“Not what I heard,” Jan Meyer said, a local investment advisor. “A friend of mine swears when she went through in high school there was a cold and angry presence whenever they were in Joan’s rooms.”
“So, I wouldn’t want fifty million school kids tromping through my bedroom or private areas either,” Tanya said airily and waved at Zak, busy talking. She headed off in his direction and Maxine headed back downstairs. Originally dumbwaiters had been used to bring food up from the lower levels to the dining room. But the Castle society volunteer she’d spoken to had made it clear they were no longer in use.
She passed Sara and Danielle coming up with more trays of appetizers. They were definitely getting bonuses tonight if everything went well. And she was sure things would. She was less sure a few minutes later.
She watched in horror as a ghostly shape appeared out of nowhere flying straight at Zak Forrestor as he started down the stairs. He turned to see what made everyone give a collective gasp only to have it virtually accost him throwing him off balance and causing him to fall over the staircase. Maxine watched in horror as he fell to the bottom, landing with a sickening thud. She rushed to him along with another lady dressed in a nurse costume.

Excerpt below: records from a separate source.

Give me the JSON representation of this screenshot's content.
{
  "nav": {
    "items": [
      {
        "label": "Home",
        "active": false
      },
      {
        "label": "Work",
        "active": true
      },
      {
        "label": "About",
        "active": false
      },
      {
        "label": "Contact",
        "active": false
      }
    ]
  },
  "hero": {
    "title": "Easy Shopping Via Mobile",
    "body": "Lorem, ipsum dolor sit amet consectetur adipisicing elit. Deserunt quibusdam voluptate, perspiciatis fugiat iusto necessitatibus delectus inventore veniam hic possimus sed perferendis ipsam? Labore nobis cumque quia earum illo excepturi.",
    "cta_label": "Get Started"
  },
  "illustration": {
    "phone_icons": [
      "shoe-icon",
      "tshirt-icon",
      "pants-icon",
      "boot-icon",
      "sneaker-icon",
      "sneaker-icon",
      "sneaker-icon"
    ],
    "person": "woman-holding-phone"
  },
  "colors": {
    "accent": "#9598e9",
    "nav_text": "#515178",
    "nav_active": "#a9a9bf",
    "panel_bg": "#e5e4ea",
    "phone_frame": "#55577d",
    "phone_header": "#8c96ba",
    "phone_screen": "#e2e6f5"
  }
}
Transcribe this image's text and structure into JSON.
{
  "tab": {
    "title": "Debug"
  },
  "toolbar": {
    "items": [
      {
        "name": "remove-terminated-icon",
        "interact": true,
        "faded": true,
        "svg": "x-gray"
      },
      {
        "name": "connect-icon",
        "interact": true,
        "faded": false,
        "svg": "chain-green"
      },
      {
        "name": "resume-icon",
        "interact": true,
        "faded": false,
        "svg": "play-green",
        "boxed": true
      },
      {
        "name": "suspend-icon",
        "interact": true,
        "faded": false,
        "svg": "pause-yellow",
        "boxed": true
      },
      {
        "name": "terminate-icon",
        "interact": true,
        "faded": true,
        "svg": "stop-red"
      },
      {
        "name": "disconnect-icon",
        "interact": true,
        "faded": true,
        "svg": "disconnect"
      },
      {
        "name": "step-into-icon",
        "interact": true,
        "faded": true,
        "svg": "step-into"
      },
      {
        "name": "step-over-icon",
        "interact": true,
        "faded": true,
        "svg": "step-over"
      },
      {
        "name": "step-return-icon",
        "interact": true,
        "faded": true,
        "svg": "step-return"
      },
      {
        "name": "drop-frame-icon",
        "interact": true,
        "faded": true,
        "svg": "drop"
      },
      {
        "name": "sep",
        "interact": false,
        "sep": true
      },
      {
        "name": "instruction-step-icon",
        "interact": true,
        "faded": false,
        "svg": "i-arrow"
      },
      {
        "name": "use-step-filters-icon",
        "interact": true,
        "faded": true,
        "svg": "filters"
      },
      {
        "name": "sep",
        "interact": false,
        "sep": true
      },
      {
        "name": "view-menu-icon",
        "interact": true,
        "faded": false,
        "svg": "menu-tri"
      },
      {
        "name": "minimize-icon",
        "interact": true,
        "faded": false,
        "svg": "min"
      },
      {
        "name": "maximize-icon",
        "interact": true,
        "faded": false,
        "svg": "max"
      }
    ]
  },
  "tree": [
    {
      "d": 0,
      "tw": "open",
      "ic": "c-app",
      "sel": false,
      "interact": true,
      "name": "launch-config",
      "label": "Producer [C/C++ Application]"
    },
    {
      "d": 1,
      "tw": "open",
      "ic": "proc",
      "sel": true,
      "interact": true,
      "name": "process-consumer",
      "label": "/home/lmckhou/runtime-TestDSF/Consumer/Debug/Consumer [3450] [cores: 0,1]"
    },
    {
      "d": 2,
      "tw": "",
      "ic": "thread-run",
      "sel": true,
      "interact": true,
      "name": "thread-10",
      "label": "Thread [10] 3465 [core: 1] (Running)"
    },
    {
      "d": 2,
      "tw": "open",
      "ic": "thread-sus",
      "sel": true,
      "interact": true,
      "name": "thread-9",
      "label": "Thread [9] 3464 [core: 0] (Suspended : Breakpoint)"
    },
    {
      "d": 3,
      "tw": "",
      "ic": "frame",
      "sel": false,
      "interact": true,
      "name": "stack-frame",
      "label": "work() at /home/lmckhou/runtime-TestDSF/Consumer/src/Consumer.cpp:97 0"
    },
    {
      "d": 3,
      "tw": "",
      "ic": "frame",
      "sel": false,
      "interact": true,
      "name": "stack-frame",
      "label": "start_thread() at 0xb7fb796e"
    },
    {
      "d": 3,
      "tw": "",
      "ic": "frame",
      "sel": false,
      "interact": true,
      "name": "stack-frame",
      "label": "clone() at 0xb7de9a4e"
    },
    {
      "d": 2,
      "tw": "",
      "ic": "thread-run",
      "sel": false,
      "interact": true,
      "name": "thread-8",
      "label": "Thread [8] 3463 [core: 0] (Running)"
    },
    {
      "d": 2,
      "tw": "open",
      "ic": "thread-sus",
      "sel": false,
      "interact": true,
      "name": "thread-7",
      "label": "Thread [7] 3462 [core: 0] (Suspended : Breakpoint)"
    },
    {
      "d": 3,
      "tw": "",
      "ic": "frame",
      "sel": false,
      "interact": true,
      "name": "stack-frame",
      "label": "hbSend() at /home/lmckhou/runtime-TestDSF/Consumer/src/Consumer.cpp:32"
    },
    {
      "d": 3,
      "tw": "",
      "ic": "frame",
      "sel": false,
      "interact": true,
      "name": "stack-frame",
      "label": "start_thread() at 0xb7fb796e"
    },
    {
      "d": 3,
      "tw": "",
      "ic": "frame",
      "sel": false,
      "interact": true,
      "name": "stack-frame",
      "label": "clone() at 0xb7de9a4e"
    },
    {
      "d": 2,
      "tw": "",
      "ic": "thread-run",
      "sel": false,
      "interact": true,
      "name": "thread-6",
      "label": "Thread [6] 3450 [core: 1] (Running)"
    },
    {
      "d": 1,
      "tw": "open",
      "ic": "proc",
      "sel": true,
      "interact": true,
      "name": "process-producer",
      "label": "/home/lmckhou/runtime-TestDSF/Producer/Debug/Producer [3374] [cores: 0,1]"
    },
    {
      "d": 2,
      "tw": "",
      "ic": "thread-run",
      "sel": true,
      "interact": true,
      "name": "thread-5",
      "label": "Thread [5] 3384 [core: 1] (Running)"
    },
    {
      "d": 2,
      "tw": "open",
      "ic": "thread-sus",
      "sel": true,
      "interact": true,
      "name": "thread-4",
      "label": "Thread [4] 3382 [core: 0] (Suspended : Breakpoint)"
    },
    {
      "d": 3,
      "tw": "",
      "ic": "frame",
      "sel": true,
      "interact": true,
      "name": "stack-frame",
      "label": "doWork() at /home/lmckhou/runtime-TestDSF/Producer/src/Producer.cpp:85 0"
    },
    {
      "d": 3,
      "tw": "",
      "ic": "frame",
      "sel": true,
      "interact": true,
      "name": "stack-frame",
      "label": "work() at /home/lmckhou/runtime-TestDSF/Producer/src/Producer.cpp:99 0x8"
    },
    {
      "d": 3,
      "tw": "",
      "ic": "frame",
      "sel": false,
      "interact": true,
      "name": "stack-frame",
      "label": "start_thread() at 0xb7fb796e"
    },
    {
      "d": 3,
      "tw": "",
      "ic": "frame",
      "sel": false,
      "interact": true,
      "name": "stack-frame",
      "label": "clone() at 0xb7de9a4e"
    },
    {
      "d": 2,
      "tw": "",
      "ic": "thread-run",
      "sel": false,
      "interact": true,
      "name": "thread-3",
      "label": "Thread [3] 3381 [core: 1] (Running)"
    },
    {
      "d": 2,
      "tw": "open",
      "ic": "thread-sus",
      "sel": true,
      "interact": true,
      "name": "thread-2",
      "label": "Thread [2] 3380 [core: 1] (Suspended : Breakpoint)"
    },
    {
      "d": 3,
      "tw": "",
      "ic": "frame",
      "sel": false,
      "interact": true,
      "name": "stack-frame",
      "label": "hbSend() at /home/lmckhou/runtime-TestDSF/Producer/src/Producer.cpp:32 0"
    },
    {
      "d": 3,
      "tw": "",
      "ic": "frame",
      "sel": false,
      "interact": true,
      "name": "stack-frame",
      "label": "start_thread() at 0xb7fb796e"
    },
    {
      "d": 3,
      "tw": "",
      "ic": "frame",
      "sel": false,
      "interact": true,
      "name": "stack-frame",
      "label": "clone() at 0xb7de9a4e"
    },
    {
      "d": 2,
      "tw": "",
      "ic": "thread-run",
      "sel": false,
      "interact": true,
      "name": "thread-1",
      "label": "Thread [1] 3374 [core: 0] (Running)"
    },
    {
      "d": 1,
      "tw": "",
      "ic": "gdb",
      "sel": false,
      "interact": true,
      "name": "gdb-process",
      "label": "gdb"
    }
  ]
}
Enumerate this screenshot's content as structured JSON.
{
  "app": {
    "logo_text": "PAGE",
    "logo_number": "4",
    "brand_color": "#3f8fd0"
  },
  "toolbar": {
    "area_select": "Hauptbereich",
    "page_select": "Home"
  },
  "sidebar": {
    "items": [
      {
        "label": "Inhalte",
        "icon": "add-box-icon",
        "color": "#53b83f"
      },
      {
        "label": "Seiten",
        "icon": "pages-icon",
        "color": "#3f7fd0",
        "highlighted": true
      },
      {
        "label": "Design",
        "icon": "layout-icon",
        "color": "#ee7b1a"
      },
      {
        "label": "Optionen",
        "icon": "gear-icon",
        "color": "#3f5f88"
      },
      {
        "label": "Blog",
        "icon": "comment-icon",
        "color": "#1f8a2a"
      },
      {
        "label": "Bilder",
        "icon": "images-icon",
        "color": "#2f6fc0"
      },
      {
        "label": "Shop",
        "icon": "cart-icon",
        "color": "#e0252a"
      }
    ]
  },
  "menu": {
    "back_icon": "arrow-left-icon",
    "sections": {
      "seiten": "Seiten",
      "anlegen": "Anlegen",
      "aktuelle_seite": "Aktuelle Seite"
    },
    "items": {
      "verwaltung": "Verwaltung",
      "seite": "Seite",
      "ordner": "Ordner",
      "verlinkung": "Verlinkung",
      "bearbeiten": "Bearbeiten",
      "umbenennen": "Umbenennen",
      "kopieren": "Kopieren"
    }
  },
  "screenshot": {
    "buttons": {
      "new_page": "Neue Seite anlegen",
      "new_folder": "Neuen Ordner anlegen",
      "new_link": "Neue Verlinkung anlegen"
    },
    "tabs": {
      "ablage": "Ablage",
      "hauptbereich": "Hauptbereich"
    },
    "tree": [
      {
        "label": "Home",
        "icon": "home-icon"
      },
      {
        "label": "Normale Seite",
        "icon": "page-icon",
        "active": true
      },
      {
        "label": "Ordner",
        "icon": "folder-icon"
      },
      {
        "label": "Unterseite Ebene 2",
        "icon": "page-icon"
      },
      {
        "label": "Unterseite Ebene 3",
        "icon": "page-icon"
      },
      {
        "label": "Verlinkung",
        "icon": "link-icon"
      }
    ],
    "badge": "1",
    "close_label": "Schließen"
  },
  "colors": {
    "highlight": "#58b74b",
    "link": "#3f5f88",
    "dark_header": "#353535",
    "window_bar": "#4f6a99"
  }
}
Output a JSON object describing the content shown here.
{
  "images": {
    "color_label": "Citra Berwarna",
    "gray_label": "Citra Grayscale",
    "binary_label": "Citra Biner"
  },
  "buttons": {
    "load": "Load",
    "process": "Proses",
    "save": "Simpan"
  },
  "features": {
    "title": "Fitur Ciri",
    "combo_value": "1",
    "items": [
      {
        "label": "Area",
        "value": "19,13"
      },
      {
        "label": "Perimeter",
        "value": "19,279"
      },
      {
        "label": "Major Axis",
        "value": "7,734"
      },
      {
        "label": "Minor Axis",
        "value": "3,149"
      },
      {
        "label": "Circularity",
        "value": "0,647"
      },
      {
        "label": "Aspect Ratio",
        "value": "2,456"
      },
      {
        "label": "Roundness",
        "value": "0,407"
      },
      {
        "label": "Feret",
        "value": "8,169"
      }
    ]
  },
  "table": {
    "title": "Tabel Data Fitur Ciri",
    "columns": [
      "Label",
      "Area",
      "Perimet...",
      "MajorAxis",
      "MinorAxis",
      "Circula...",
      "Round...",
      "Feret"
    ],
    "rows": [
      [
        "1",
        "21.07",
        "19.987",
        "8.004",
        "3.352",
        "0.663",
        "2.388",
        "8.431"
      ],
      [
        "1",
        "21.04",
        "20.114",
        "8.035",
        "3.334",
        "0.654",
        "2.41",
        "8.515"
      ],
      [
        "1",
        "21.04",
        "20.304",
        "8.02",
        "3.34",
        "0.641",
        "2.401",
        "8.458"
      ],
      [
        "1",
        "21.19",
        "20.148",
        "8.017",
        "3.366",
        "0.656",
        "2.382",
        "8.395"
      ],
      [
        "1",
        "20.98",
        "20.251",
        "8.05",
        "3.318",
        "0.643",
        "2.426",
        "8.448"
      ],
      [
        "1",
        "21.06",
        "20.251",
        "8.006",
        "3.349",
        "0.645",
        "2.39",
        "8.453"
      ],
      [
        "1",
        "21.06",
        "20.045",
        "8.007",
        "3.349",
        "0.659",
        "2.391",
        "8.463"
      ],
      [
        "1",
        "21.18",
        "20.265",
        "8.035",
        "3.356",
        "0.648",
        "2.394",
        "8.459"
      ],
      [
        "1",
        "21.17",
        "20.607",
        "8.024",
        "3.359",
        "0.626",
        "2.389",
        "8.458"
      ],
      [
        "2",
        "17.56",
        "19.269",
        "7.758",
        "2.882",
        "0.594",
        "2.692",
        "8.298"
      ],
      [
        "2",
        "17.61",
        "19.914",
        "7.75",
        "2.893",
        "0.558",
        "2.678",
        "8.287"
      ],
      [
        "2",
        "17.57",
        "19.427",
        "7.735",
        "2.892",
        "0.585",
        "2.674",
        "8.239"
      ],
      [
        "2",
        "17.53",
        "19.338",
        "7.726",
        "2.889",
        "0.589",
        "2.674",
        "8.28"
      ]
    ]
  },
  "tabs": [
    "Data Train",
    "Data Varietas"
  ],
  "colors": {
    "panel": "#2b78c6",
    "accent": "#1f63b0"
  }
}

But she was afraid it was going to take more than an ambulance and paramedics to save Zak Forrestor. The way his neck was twisted wasn’t normal.